• **Your task**:
Look over the material for the string "title". Copy every line where it turns up.

• **Material to process**:
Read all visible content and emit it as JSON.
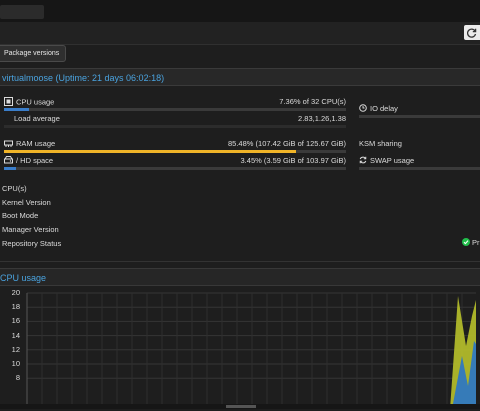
{
  "toolbar": {
    "package_versions_label": "Package versions"
  },
  "node_panel": {
    "title": "virtualmoose (Uptime: 21 days 06:02:18)",
    "metrics": [
      {
        "label": "CPU usage",
        "icon": "cpu-icon",
        "value": "7.36% of 32 CPU(s)",
        "fraction": 0.0736,
        "bar_color": "#3a7dc9"
      },
      {
        "label": "Load average",
        "icon": "none",
        "value": "2.83,1.26,1.38"
      },
      {
        "label": "RAM usage",
        "icon": "memory-icon",
        "value": "85.48% (107.42 GiB of 125.67 GiB)",
        "fraction": 0.8548,
        "bar_color": "#f0b428"
      },
      {
        "label": "/ HD space",
        "icon": "hdd-icon",
        "value": "3.45% (3.59 GiB of 103.97 GiB)",
        "fraction": 0.0345,
        "bar_color": "#3a7dc9"
      }
    ],
    "right_metrics": [
      {
        "label": "IO delay",
        "icon": "clock-icon"
      },
      {
        "label": "KSM sharing",
        "icon": "none"
      },
      {
        "label": "SWAP usage",
        "icon": "swap-icon"
      }
    ],
    "info_rows": [
      "CPU(s)",
      "Kernel Version",
      "Boot Mode",
      "Manager Version",
      "Repository Status"
    ],
    "repository_status_partial": "Pr",
    "repository_status_color": "#21bf4b"
  },
  "cpu_chart_panel": {
    "title": "CPU usage"
  },
  "chart_data": {
    "type": "area",
    "title": "CPU usage",
    "yticks": [
      "20",
      "18",
      "16",
      "14",
      "12",
      "10",
      "8"
    ],
    "ylabel": "",
    "grid": true,
    "colors": {
      "series_a": "#b8c12a",
      "series_b": "#2f78c0"
    }
  },
  "colors": {
    "accent": "#4aa3df",
    "background": "#1e1e1e"
  }
}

• **Solution to this problem**:
    "title": "virtualmoose (Uptime: 21 days 06:02:18)",
    "title": "CPU usage"
    "title": "CPU usage",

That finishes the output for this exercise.